§ **PROBLEM DETAILS**
Gather every line in the records below that contains the word "image".

[Stored data entries]
# # # # # # #
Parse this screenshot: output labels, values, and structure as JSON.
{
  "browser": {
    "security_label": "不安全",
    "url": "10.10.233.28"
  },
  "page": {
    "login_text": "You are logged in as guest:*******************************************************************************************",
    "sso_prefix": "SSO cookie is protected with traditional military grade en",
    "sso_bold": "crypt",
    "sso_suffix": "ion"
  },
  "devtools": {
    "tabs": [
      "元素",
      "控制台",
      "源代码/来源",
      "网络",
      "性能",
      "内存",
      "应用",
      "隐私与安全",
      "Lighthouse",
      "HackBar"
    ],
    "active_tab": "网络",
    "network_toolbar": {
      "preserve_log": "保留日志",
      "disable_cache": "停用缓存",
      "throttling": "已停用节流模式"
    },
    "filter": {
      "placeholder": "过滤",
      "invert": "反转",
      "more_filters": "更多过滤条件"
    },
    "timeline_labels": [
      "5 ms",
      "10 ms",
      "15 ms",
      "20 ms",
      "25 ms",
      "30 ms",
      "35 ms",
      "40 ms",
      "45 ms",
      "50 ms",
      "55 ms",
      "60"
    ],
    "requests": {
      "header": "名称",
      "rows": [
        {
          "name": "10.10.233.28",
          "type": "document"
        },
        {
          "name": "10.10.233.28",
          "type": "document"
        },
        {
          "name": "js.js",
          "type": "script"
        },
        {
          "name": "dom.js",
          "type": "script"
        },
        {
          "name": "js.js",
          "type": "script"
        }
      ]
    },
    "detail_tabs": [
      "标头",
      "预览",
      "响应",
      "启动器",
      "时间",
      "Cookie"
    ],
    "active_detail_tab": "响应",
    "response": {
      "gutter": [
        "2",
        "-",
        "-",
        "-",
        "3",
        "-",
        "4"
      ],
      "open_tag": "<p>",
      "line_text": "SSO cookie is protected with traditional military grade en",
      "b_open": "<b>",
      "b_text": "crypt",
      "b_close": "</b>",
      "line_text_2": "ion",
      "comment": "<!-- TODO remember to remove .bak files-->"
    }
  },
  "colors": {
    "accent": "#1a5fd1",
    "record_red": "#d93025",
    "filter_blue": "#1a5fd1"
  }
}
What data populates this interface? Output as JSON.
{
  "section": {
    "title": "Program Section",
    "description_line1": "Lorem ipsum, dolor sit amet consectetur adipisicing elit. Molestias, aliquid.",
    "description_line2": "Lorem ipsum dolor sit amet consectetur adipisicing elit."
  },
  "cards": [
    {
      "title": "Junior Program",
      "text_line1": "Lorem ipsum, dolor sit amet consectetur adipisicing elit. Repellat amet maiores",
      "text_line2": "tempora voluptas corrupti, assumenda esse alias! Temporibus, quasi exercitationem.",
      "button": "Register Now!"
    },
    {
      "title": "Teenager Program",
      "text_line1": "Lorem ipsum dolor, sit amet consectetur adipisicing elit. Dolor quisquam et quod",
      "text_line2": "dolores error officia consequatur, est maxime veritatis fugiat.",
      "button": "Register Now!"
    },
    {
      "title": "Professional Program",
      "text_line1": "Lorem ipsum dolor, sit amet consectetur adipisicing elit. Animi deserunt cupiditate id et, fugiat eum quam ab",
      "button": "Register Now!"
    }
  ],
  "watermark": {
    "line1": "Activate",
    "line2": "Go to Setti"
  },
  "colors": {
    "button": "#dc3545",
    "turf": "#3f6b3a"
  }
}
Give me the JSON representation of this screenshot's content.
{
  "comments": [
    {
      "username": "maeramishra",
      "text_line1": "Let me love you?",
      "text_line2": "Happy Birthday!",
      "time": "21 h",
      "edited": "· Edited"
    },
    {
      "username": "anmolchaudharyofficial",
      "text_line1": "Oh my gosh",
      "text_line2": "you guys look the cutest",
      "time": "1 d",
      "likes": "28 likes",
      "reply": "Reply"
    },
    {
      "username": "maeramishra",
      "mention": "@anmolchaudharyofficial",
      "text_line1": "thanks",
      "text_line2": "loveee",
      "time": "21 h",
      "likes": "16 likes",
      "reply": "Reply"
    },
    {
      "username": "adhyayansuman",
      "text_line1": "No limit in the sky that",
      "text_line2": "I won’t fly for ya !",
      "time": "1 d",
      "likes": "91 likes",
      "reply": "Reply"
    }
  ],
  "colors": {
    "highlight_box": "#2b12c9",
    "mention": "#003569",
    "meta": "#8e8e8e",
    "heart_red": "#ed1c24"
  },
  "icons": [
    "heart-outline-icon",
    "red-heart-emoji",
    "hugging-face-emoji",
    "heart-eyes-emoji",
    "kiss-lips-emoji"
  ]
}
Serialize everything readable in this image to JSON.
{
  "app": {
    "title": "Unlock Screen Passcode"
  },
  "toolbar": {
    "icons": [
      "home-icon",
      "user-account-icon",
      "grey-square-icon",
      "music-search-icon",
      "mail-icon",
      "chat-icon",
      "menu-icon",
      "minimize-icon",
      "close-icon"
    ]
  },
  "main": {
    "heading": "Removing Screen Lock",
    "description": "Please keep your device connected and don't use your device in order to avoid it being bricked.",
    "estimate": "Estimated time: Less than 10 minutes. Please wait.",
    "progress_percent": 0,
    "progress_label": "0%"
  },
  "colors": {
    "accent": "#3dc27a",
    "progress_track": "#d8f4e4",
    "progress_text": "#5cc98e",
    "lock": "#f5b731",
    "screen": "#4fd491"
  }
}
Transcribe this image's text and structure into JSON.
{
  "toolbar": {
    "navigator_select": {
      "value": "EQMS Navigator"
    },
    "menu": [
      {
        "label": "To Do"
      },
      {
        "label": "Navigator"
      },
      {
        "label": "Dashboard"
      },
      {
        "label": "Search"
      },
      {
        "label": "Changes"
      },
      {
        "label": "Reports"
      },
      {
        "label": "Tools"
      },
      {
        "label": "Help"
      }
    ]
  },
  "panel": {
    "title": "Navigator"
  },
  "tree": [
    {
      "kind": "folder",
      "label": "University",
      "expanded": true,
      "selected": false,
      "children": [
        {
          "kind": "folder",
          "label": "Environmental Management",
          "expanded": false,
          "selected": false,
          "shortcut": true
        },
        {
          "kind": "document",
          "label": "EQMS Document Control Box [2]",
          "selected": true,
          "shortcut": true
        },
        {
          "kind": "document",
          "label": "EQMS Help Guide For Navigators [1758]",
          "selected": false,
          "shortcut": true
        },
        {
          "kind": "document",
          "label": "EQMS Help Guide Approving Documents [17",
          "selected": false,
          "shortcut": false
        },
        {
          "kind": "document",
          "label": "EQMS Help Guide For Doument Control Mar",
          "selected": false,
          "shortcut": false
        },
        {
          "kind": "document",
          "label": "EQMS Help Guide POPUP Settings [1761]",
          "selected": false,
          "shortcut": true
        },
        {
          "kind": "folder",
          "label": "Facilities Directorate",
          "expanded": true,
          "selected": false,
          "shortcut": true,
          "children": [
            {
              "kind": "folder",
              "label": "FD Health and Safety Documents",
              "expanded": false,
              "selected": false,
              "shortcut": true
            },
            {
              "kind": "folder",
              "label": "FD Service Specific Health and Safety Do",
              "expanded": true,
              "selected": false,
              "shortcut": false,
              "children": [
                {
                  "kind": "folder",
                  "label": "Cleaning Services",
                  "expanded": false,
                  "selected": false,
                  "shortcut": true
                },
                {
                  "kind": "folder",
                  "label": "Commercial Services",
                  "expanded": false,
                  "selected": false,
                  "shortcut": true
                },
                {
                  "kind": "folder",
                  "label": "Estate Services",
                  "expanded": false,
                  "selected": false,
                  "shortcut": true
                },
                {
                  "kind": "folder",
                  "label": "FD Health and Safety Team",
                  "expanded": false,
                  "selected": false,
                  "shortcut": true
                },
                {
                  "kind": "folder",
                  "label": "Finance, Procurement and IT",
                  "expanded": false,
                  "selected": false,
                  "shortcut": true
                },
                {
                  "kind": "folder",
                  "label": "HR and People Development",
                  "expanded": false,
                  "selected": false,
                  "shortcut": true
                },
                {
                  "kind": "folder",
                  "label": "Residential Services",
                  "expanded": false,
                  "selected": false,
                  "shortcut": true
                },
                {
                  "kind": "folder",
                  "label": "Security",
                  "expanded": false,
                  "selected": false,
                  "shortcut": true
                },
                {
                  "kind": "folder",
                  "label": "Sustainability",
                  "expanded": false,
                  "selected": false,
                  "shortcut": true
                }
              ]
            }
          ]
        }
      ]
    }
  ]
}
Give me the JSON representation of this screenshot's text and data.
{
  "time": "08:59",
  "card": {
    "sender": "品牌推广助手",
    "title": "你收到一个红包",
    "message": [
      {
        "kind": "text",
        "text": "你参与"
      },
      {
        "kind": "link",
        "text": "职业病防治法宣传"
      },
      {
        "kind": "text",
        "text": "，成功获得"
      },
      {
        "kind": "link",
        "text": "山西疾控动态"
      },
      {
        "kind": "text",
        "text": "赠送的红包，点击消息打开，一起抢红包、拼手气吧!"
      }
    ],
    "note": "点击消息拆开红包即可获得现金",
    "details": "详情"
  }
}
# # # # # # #
§ **OUTPUT**
Serialize everything readable in this image to JSON.
Transcribe this image's text and structure into JSON.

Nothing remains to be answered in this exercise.